In Dexter Filkins’s latest dispatch from Afghanistan, an American foot patrol enters a village near Kandahar to find three men sitting on a blanket, listening to music on a radio:
‘So, seen any Taliban lately?’ Lieutenant Holloway asked the men.
‘We haven’t seen the Taliban in eight months,’ a man named Niamatullah said, looking up.
‘Do you ever see anyone moving through here at night?’ Lieutenant Holloway asked.
‘We don’t go outside at night,’ said Mr. Niamatullah, who, like many Afghans, uses one name. ‘When we do, you guys search us and hold us for hours. And you never find anything.’
Lieutenant Holloway shook his head.
‘The last person we stopped in this village, we held for 20 minutes,’ the lieutenant said. ‘We never detain anyone.’
‘We are afraid of you,’ Mr. Niamatullah said.

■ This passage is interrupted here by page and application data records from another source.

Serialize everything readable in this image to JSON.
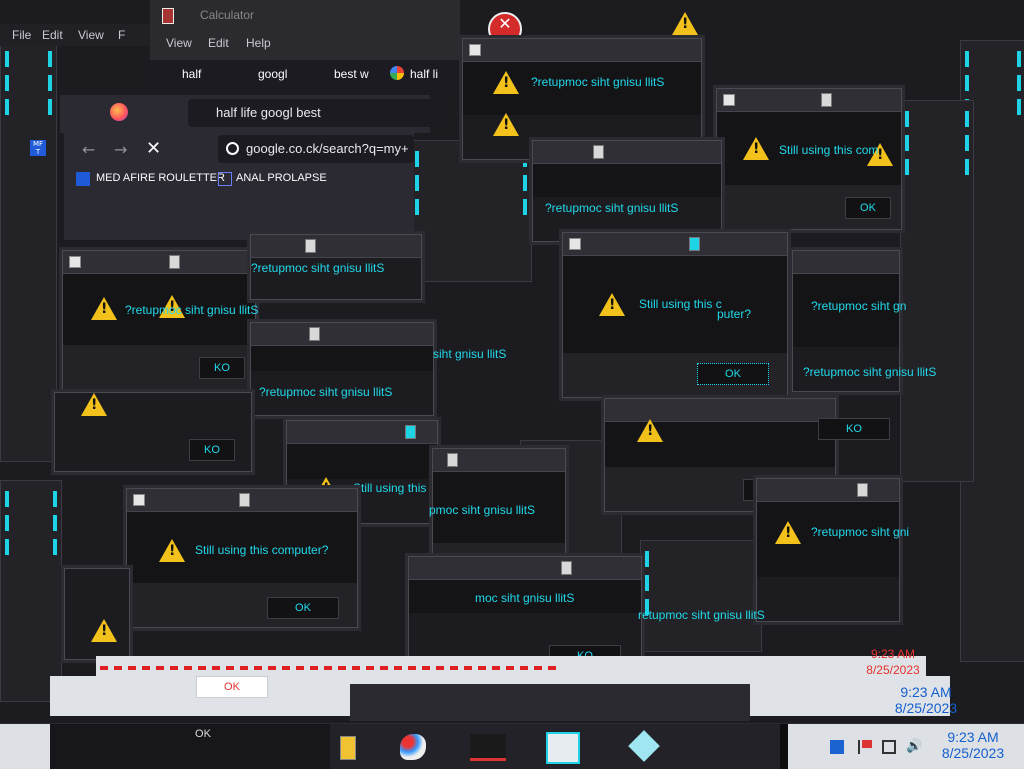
{
  "calculator": {
    "title": "Calculator",
    "menu": [
      "View",
      "Edit",
      "Help"
    ]
  },
  "notepad_menu": [
    "File",
    "Edit",
    "View",
    "F"
  ],
  "browser": {
    "tabs": [
      "half",
      "googl",
      "best w",
      "half li"
    ],
    "search_text": "half  life  googl  best",
    "address": "google.co.ck/search?q=my+",
    "bookmarks": [
      "MED AFIRE ROULETTER",
      "ANAL PROLAPSE"
    ],
    "bookmark_icon_text": "MF T"
  },
  "dialog": {
    "message": "Still using this computer?",
    "message_mirrored": "?retupmoc siht gnisu llitS",
    "message_cut": "Still using this c",
    "message_cut2": "Still using this com",
    "message_cut3": "Still using this co",
    "message_tail": "puter?",
    "fragment1": "retupmoc siht gnisu llitS",
    "fragment2": "pmoc siht gnisu llitS",
    "fragment3": "moc siht gnisu llitS",
    "fragment4": "?retupmoc siht gni",
    "fragment5": "siht gnisu llitS",
    "fragment6": "?retupmoc siht gn",
    "fragment7": "?retupmoc siht gnisu  llitS",
    "ok": "OK",
    "ok_mirrored": "KO",
    "ok_fragment": "K",
    "ok_fragment2": "O"
  },
  "taskbar": {
    "clock_time": "9:23 AM",
    "clock_date": "8/25/2023",
    "accent": "#1fd3e6",
    "warning_color": "#f2c11b",
    "icons": [
      "file-explorer-icon",
      "paint-icon",
      "media-player-icon",
      "notepad-icon",
      "cube-icon"
    ]
  }
}
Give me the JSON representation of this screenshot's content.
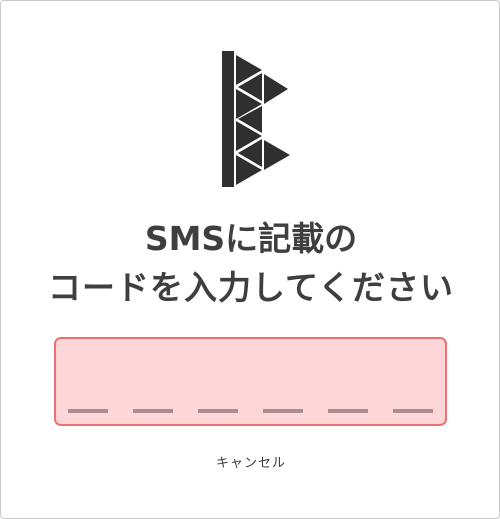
{
  "header": {
    "logo_icon": "triangle-b-logo-icon",
    "title_line1": "SMSに記載の",
    "title_line2": "コードを入力してください"
  },
  "code_input": {
    "value": "",
    "digits": 6,
    "background_color": "#ffd6d7",
    "border_color": "#ee6f6f",
    "slot_color": "#a98d92"
  },
  "actions": {
    "cancel_label": "キャンセル"
  }
}
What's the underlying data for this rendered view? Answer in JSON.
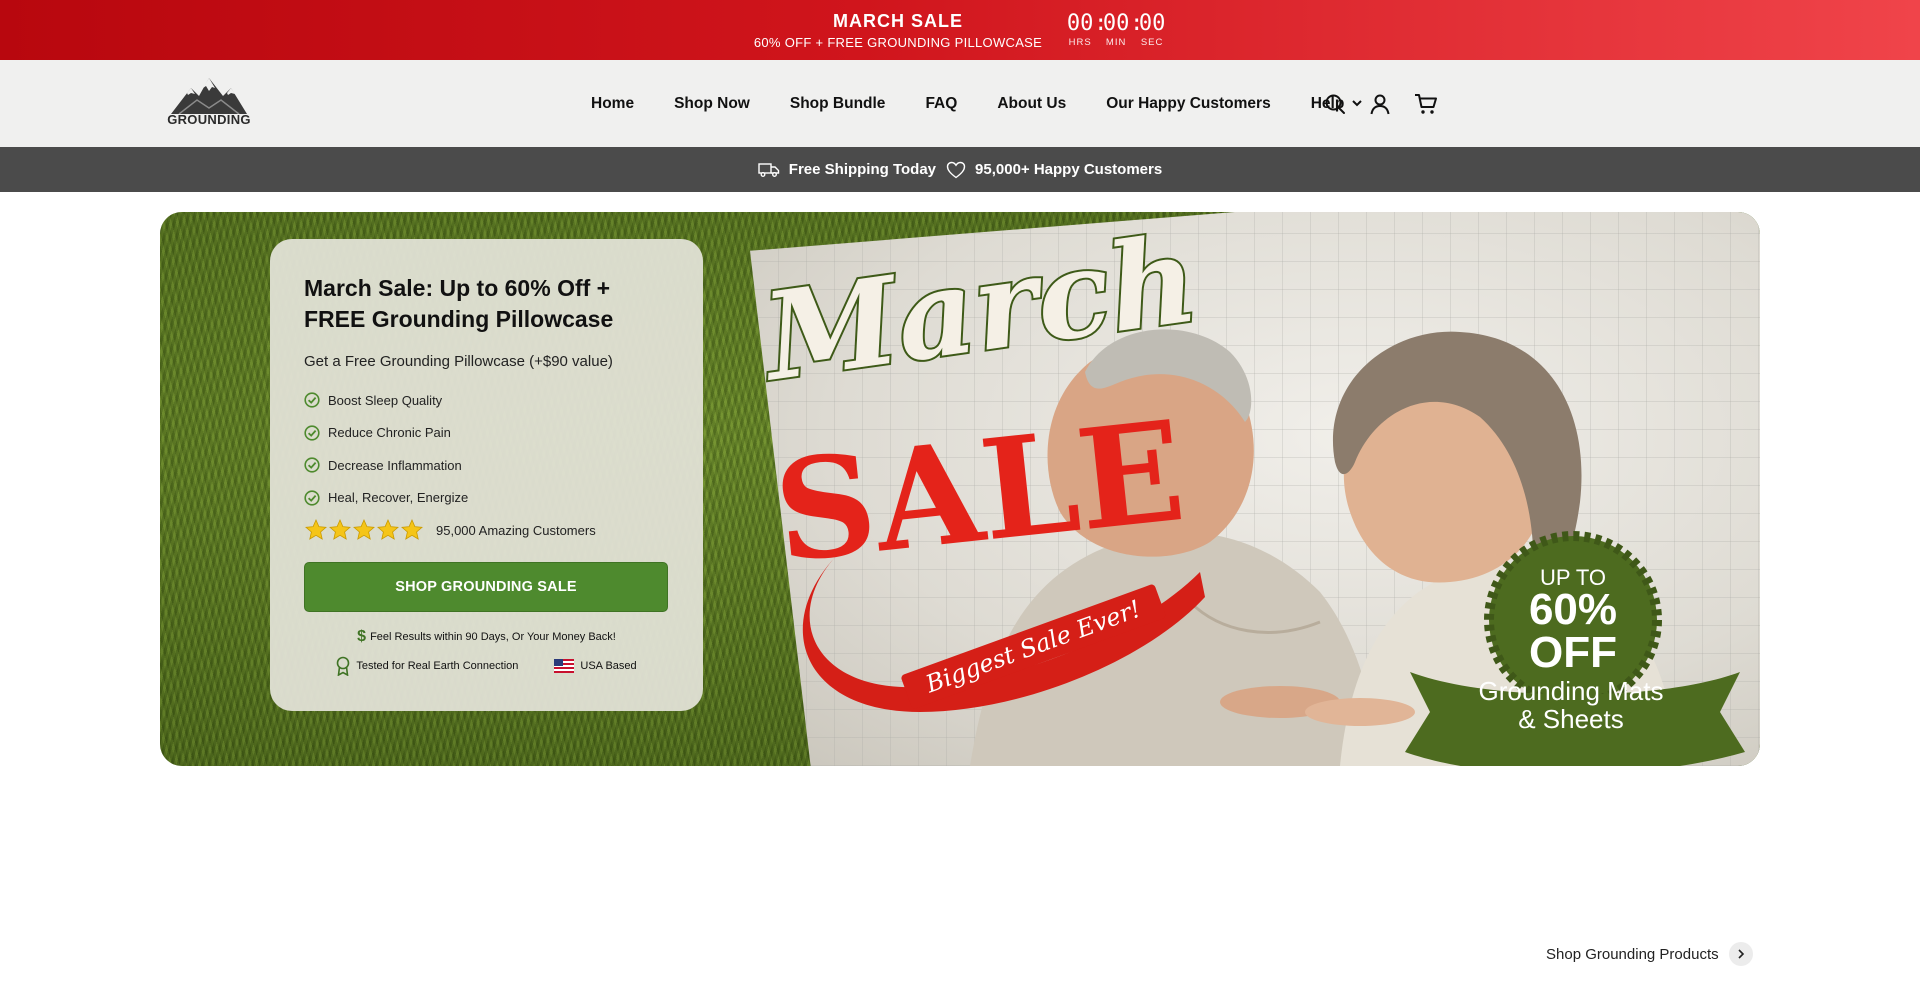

‘Is there a Taliban curfew?’ Lieutenant Holloway asked.
‘Only a man with a white shawl is allowed outside at night,’ Mr. Niamatullah said.
‘A white shawl?’ Lieutenant Holloway squinted.
Mr. Niamatullah did not offer to explain.
‘But he has no gun, so you cannot detain him.’
After several minutes, Lieutenant Holloway gave up.
‘Everybody knows something,’ Lieutenant Holloway said, walking away, ‘But no one tells us anything.’